Recent epidemiological study from Australia, on cell phones and brain cancer, made headline news: Chapman S, Azizi L, Luo Q, Sitas F. Has the incidence of brain cancer risen in Australia since the introduction of mobile phones 29 years ago? Cancer Epidemiology, 2016 May 4.

Reason for this global interest is simple, the authors claim to have proven that cell phones do not cause brain cancer and the issue should be put to rest. The study analyzed the 29 year history of cell phone use in Australia and compared it with the numbers of brain cancer reported to cancer registry.

However, I think the authors greatly overstated significance of their results leading to misinformation of the readers and the general public at large.

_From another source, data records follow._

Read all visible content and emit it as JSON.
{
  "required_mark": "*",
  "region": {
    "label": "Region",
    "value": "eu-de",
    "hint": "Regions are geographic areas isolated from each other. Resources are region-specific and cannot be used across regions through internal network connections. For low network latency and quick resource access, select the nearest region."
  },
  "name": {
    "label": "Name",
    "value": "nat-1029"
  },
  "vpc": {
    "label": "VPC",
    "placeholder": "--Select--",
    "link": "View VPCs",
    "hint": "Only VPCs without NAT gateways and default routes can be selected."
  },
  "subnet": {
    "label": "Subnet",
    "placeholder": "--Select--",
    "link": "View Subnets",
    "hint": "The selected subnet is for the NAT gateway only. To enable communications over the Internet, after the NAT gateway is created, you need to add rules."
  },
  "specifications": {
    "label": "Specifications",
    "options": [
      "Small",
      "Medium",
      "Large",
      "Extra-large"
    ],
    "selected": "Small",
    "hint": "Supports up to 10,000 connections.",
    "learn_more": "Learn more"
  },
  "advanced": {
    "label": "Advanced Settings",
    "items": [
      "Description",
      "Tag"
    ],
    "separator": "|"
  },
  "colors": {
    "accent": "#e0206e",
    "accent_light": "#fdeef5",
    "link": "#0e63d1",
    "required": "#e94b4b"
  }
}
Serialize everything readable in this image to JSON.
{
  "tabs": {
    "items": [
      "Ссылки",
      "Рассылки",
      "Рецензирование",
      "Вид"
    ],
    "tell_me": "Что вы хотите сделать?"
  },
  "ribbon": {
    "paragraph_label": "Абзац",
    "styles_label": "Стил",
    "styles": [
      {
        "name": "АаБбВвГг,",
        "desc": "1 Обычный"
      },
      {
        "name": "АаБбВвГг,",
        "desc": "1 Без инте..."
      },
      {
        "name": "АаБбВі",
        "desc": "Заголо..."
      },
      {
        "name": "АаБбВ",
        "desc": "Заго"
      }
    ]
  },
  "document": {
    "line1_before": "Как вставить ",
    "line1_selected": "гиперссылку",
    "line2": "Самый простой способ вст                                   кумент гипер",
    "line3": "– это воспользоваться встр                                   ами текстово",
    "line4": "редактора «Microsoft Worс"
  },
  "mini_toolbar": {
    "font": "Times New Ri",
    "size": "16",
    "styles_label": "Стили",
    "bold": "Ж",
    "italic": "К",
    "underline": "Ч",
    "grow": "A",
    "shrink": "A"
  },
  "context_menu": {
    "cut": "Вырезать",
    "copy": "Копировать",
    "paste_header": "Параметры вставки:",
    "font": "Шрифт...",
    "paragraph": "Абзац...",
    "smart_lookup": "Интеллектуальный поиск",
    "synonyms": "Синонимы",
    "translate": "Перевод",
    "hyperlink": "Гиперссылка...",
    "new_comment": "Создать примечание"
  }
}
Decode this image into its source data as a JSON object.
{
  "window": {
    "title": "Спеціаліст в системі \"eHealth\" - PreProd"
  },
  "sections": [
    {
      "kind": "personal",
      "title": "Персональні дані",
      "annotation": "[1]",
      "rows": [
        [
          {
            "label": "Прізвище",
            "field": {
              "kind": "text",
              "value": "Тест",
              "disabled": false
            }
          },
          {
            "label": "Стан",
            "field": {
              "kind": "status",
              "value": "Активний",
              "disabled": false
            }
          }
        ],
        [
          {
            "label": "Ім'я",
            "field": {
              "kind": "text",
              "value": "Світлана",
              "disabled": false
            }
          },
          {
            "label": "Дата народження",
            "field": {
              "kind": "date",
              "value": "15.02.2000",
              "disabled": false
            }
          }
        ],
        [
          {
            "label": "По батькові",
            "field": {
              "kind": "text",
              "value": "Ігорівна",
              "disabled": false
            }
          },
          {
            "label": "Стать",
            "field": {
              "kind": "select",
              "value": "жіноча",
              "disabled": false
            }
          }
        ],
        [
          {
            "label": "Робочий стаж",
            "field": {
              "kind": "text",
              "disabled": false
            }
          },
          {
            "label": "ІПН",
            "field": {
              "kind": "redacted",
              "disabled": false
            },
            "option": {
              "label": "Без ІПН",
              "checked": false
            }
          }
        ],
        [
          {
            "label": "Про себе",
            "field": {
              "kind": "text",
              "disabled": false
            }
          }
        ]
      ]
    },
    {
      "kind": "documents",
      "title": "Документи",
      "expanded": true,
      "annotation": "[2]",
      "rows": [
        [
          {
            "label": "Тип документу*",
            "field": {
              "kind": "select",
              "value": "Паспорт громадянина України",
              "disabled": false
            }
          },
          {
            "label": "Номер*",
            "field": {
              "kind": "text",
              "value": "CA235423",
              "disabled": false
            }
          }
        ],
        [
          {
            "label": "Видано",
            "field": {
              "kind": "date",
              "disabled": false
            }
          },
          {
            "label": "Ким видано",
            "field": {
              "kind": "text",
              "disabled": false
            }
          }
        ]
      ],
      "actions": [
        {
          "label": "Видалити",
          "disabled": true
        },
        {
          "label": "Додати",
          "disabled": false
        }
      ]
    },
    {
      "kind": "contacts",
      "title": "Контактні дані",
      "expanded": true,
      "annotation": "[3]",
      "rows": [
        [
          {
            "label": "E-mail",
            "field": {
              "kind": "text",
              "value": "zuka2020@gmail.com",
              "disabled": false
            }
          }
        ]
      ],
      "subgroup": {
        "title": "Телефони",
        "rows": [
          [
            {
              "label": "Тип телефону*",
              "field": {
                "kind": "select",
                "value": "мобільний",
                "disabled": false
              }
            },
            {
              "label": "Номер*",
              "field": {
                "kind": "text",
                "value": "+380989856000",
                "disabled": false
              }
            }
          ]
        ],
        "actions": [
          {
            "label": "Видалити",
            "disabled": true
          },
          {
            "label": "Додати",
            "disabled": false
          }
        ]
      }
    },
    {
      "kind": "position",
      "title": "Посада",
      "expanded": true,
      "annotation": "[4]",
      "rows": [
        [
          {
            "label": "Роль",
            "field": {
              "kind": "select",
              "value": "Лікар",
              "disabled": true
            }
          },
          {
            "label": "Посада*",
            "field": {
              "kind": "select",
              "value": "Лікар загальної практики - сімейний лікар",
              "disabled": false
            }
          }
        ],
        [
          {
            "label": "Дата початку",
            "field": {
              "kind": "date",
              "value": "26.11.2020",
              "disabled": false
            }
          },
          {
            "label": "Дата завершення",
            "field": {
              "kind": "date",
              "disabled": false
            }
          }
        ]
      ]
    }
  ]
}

The title of the study is correct but it is also misleading. The 29 years since introduction of cell phones in Australia is a correct time-frame. However, the broad introduction of cell phones in Australia begun only after year 2000, after the saturation of the “market” reached 70 – 90% of the population, as shown in Figure 1 of the study.

The other problem is the latency period for brain cancer that Chapman and colleagues used for calculations – only 10 years (!). For brain cancer, a disease that we do not know how it is caused, we do not know what is the time-point when it begins and we do not know what is the period of time before it becomes symptomatic and can be diagnosed, it is not correct to use in calculations only 10-year latency period. It might be so short but, as well, it might be much longer. Tis is why predictive calculations made by Chapman et al for brain cancer trends with 10 years latency, should be extended to latencies of 20, 30, 40 or even 50 years. Also, the latency might be different for different causes of brain cancer.
SNIP